A healthier living environment and lower heating and cooling costs are just two benefits of a rain screen system

It’s more difficult to address moisture management when we advance products but use old methodology. Most people think about moisture management as a way to keep moisture from getting in, but there’s a whole lot more to consider. Moisture needs to escape, too. Many older houses were constructed without the consideration of airflow and moisture management; humidity needs an easy escape. Now we need to consider both sides of the coin: preventing moisture from the outside getting in, and constructing the proper structure for moisture inside to get out.

And the benefits of a rain screen system are plenty: a healthier living environment, better functionality of all components of a house, lower heating and air conditioning costs, and increased longevity for your home or building.


Inadequate moisture management can lead to costly structural
damage and dangerous health conditions for building occupants.

Why composite cladding is a key component of well-designed rain screen systems.

Q: Why are people choosing composite cladding when constructing rain screen systems?

A: The decision is usually twofold, and has to do with aesthetics and long-term performance. If it’s a retrofit of an existing office or commercial building that needs to compete with new buildings, composite cladding is a fast, simple solution for creating a great aesthetic that is virtually indistinguishable from newer buildings and adds an element of warmth. When it comes to performance and low maintenance, composite cladding is hard to beat.

Q: What are some common misconceptions about composite cladding?

A: One of the biggest is about price. Many assume that there’s a huge price difference regarding upfront cost, and that’s not the case. While there is a gap, it’s not as great as it once was, and when you consider long-term cost of maintenance, the difference is in favor of composite products. With wood, one of the most common cladding options, color will fade, boards will crack, and its beauty will degrade. Not to mention the potential for mildew and mold. The maintenance and repair cost associated with these issues is considerably more than the increased upfront cost you may pay for composite cladding.

There’s also a misconception that composite cladding is more difficult to work with than other cladding options, which is another myth.  Fiberon composite boards are prefinished, which reduces labor time and expense. Plus, they are safer as no carcinogens are released during cutting. And they install with conventional tools and composite decking screws.  Many other materials require special tools and are labor intensive.
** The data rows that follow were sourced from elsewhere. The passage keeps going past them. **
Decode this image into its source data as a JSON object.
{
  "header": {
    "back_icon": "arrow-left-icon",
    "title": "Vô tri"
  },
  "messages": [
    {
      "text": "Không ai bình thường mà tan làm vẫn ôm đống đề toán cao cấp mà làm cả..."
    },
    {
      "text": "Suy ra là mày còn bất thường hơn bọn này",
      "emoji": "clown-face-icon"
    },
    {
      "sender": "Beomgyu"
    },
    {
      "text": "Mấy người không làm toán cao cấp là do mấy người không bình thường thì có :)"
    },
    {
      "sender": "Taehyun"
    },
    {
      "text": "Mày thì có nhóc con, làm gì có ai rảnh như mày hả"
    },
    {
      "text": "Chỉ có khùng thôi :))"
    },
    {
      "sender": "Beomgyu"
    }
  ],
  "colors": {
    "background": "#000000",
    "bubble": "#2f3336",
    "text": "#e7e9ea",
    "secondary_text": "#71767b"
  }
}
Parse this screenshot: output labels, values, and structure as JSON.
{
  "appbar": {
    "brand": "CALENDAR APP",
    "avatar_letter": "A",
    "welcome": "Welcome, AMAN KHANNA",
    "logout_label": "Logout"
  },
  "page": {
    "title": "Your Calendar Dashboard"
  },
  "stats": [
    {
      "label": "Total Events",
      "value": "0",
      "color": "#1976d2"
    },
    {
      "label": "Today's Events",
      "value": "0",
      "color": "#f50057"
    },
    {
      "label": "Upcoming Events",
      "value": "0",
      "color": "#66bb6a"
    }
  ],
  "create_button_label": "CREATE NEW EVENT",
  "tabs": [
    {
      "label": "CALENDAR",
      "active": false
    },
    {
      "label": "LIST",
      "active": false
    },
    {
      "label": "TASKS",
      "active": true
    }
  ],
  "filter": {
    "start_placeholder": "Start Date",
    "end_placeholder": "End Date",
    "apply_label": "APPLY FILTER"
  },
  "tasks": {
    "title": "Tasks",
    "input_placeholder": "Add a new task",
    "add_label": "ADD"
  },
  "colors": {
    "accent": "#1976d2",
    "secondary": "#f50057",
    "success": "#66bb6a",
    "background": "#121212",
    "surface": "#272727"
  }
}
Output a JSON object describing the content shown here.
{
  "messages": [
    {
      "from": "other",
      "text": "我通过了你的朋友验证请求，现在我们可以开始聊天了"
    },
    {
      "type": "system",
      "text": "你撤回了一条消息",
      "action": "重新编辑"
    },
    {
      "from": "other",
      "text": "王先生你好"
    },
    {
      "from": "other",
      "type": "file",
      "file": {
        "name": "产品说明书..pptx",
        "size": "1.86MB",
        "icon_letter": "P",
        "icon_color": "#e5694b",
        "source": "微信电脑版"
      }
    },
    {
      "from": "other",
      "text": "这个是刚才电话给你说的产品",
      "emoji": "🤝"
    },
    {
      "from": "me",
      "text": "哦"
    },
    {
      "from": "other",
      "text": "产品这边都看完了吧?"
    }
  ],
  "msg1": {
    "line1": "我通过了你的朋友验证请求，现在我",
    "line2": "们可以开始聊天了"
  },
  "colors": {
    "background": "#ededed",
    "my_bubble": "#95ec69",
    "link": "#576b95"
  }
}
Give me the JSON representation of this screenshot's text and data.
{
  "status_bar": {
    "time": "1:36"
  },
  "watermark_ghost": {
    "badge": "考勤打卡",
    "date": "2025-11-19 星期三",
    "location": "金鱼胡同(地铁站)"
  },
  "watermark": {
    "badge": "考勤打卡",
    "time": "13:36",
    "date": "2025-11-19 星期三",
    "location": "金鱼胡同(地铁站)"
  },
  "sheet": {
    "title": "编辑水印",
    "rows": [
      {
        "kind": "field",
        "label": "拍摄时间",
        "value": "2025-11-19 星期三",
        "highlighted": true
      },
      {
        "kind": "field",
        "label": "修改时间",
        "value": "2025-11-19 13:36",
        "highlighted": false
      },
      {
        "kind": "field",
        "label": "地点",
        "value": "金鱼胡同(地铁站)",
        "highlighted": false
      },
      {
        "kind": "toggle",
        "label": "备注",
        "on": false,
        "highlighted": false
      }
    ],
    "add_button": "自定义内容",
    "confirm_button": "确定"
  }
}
Composite cladding is a piece of cake.

Learning more about rain screens systems and cladding is the best way to determine if they are the right options for your next building project. Keep an eye out for part two in our series, where we’ll discuss special considerations when using a rain screen system.